◆ Work required: The output should be all lines of the entries below in which the word "разминки" occurs.

(Items from an interface collection)
******************************

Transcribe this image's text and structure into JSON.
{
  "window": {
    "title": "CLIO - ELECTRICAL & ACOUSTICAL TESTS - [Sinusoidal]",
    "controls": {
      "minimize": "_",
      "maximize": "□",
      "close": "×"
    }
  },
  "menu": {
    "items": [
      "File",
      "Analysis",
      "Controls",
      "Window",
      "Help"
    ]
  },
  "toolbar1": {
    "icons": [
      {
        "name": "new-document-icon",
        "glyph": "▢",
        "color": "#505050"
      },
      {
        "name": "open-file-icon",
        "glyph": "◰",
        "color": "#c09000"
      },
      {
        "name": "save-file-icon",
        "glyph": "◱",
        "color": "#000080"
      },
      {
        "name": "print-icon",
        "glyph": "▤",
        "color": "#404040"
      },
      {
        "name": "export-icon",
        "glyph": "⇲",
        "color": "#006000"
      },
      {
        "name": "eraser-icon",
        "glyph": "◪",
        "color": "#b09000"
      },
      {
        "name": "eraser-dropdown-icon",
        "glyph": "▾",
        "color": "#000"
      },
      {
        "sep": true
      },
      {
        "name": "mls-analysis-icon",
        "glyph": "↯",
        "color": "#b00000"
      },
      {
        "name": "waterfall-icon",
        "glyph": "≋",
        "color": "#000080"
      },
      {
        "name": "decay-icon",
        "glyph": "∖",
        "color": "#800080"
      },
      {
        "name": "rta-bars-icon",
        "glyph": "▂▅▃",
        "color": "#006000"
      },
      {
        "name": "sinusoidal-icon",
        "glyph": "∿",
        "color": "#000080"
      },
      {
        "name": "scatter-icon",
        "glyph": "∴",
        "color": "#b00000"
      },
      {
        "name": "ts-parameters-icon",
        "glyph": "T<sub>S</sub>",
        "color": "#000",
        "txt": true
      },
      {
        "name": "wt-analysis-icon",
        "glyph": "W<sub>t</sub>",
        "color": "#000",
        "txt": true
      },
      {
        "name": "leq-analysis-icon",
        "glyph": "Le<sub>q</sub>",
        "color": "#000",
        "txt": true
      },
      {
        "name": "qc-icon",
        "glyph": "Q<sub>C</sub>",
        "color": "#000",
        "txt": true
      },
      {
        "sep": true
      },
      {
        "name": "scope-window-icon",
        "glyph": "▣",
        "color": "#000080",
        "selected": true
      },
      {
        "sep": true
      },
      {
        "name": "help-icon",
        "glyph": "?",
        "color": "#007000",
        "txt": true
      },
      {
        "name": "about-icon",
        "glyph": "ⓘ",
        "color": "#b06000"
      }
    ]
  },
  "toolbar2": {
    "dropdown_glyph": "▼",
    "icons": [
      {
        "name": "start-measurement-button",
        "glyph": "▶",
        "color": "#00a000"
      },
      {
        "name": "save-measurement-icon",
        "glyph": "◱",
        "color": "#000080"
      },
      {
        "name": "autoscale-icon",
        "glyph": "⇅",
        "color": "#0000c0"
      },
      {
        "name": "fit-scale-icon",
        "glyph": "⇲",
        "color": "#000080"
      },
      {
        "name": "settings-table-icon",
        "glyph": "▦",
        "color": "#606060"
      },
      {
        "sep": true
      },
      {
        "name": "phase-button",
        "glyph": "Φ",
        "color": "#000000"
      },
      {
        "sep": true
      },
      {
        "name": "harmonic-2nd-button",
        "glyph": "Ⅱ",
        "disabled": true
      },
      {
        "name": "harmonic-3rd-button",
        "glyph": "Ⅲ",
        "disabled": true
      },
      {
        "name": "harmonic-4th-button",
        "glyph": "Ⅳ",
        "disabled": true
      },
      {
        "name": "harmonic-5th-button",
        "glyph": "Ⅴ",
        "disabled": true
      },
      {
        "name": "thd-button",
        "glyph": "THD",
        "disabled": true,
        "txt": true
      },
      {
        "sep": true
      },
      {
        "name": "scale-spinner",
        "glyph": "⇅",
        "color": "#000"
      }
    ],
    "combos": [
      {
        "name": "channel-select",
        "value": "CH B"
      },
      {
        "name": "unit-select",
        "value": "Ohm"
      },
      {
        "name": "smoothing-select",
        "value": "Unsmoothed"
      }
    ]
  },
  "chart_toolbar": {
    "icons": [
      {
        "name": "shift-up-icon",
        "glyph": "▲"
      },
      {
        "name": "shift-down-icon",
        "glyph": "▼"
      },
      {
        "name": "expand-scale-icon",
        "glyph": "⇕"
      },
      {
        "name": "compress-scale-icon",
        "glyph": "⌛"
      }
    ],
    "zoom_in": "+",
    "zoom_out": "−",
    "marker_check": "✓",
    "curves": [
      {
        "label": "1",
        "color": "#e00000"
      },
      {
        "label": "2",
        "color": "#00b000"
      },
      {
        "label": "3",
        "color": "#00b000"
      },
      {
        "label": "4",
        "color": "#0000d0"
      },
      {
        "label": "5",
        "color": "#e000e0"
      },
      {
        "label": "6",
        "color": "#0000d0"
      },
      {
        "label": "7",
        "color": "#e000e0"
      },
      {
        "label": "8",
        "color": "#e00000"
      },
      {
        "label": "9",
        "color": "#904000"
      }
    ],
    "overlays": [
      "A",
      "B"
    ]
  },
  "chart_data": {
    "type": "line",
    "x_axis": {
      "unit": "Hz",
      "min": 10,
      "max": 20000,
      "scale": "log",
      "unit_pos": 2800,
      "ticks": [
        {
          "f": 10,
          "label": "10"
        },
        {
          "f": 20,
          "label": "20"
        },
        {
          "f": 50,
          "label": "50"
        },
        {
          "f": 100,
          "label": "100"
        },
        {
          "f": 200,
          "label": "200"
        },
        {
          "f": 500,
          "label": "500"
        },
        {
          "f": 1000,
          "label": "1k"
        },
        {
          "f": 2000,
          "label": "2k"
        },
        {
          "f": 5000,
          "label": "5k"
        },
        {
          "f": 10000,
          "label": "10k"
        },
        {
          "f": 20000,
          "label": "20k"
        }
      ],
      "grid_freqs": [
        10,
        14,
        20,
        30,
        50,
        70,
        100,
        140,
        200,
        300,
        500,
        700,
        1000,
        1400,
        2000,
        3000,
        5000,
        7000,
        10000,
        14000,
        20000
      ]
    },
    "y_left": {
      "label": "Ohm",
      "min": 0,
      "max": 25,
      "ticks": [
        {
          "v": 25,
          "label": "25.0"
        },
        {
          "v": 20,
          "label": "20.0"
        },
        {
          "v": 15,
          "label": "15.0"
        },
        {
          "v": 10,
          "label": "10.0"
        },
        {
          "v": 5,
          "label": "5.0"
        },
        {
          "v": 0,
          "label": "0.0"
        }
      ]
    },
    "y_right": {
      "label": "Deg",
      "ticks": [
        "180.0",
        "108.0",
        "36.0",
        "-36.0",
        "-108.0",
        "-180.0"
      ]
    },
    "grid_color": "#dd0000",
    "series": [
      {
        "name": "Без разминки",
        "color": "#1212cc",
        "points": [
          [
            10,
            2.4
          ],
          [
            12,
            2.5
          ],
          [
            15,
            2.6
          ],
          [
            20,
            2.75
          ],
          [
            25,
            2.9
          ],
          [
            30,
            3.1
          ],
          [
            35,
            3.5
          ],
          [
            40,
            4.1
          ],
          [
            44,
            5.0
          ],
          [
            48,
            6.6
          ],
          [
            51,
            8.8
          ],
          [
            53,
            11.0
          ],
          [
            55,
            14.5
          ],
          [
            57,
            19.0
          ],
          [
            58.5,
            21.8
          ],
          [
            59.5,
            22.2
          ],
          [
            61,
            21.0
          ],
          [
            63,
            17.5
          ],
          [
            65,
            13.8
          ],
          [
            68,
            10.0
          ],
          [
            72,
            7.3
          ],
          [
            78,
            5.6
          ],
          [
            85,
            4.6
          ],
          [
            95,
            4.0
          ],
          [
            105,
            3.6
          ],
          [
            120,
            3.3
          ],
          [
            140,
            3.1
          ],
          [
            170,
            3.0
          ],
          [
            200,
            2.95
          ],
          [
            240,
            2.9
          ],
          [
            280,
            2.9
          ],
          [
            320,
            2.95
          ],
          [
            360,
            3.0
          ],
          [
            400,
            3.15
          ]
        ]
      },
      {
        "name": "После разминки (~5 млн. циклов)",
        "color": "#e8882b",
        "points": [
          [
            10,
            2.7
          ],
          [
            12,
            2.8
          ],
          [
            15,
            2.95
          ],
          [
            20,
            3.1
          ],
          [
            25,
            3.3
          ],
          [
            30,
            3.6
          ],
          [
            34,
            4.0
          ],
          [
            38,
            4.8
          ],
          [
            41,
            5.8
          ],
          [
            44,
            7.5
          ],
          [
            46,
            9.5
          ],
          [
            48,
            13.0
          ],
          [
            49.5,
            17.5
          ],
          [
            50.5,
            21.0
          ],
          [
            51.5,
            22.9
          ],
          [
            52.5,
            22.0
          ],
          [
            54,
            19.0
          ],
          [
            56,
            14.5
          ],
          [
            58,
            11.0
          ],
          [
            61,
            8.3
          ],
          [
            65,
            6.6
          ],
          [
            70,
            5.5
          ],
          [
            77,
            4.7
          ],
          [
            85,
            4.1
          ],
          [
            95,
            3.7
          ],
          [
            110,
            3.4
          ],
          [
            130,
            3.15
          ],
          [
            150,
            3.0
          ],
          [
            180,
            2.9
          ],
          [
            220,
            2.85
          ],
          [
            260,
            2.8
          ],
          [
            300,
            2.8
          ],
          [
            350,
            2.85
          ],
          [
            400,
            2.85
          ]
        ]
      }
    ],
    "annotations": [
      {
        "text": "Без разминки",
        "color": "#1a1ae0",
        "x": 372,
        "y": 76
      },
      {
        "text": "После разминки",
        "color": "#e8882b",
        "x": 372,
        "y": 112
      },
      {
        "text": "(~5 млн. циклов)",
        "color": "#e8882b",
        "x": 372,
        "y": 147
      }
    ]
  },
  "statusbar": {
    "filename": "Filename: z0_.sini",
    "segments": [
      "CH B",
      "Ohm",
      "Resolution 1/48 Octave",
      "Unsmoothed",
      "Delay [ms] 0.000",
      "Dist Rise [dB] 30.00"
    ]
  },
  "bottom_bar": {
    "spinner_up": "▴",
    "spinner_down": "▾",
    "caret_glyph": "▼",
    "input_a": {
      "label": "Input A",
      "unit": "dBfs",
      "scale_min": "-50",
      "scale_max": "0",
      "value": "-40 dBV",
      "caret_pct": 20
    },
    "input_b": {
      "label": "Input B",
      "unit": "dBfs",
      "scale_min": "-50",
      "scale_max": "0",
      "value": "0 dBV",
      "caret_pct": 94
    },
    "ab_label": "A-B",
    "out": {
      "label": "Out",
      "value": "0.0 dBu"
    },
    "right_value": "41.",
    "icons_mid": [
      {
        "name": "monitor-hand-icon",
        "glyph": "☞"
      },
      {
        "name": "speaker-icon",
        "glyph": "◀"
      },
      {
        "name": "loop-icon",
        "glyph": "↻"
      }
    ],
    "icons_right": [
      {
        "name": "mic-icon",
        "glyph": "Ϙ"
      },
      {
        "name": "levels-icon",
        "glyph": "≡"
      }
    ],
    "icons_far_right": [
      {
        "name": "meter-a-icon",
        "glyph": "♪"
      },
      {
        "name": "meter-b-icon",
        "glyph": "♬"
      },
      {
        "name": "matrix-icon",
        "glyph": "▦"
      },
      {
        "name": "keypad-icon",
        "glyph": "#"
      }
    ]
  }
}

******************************

◆ Exercise result:
        "name": "Без разминки",
        "name": "После разминки (~5 млн. циклов)",
        "text": "Без разминки",
        "text": "После разминки",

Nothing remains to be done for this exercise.